§ Prompt: Print each record exactly, with no word added or removed.

═══

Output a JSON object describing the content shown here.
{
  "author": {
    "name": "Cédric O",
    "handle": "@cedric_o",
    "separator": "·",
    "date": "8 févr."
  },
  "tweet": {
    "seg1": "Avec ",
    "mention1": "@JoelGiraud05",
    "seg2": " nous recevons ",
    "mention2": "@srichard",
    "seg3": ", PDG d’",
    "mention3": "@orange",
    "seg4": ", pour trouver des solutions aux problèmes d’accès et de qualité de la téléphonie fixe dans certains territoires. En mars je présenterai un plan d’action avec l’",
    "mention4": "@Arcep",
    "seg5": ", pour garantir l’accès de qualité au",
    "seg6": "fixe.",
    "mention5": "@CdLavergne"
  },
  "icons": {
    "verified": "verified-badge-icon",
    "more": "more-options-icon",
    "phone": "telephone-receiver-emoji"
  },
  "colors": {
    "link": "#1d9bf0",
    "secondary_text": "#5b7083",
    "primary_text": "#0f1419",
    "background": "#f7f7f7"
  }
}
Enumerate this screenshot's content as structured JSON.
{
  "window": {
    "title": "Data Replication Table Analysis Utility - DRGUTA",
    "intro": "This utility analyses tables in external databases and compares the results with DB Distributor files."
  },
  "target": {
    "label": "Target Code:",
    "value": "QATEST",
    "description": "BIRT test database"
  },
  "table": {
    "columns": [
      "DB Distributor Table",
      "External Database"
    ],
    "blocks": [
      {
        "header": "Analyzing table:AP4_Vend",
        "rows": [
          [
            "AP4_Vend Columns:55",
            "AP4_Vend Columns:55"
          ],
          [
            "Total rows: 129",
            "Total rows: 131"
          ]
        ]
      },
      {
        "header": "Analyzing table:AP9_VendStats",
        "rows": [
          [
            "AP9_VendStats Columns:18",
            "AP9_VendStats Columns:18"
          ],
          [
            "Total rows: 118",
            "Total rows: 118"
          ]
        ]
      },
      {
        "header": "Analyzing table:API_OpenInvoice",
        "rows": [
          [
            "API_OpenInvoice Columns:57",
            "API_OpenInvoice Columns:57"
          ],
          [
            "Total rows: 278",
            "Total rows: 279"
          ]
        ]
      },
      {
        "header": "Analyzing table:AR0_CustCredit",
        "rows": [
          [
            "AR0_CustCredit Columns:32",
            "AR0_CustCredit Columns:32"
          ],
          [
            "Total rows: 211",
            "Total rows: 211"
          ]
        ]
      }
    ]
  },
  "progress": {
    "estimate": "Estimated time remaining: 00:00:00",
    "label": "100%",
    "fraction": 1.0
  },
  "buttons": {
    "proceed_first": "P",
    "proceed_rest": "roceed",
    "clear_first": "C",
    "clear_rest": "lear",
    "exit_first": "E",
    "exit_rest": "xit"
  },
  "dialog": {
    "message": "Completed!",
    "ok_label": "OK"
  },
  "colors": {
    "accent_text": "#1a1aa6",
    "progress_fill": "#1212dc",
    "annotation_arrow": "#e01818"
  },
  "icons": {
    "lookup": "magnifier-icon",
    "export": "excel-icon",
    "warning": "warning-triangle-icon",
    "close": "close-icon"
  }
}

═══

§ Answer below:
Output a JSON object describing the content shown here.
{
  "author": {
    "name": "Cédric O",
    "handle": "@cedric_o",
    "separator": "·",
    "date": "8 févr."
  },
  "tweet": {
    "seg1": "Avec ",
    "mention1": "@JoelGiraud05",
    "seg2": " nous recevons ",
    "mention2": "@srichard",
    "seg3": ", PDG d’",
    "mention3": "@orange",
    "seg4": ", pour trouver des solutions aux problèmes d’accès et de qualité de la téléphonie fixe dans certains territoires. En mars je présenterai un plan d’action avec l’",
    "mention4": "@Arcep",
    "seg5": ", pour garantir l’accès de qualité au",
    "seg6": "fixe.",
    "mention5": "@CdLavergne"
  },
  "icons": {
    "verified": "verified-badge-icon",
    "more": "more-options-icon",
    "phone": "telephone-receiver-emoji"
  },
  "colors": {
    "link": "#1d9bf0",
    "secondary_text": "#5b7083",
    "primary_text": "#0f1419",
    "background": "#f7f7f7"
  }
}
Enumerate this screenshot's content as structured JSON.
{
  "window": {
    "title": "Data Replication Table Analysis Utility - DRGUTA",
    "intro": "This utility analyses tables in external databases and compares the results with DB Distributor files."
  },
  "target": {
    "label": "Target Code:",
    "value": "QATEST",
    "description": "BIRT test database"
  },
  "table": {
    "columns": [
      "DB Distributor Table",
      "External Database"
    ],
    "blocks": [
      {
        "header": "Analyzing table:AP4_Vend",
        "rows": [
          [
            "AP4_Vend Columns:55",
            "AP4_Vend Columns:55"
          ],
          [
            "Total rows: 129",
            "Total rows: 131"
          ]
        ]
      },
      {
        "header": "Analyzing table:AP9_VendStats",
        "rows": [
          [
            "AP9_VendStats Columns:18",
            "AP9_VendStats Columns:18"
          ],
          [
            "Total rows: 118",
            "Total rows: 118"
          ]
        ]
      },
      {
        "header": "Analyzing table:API_OpenInvoice",
        "rows": [
          [
            "API_OpenInvoice Columns:57",
            "API_OpenInvoice Columns:57"
          ],
          [
            "Total rows: 278",
            "Total rows: 279"
          ]
        ]
      },
      {
        "header": "Analyzing table:AR0_CustCredit",
        "rows": [
          [
            "AR0_CustCredit Columns:32",
            "AR0_CustCredit Columns:32"
          ],
          [
            "Total rows: 211",
            "Total rows: 211"
          ]
        ]
      }
    ]
  },
  "progress": {
    "estimate": "Estimated time remaining: 00:00:00",
    "label": "100%",
    "fraction": 1.0
  },
  "buttons": {
    "proceed_first": "P",
    "proceed_rest": "roceed",
    "clear_first": "C",
    "clear_rest": "lear",
    "exit_first": "E",
    "exit_rest": "xit"
  },
  "dialog": {
    "message": "Completed!",
    "ok_label": "OK"
  },
  "colors": {
    "accent_text": "#1a1aa6",
    "progress_fill": "#1212dc",
    "annotation_arrow": "#e01818"
  },
  "icons": {
    "lookup": "magnifier-icon",
    "export": "excel-icon",
    "warning": "warning-triangle-icon",
    "close": "close-icon"
  }
}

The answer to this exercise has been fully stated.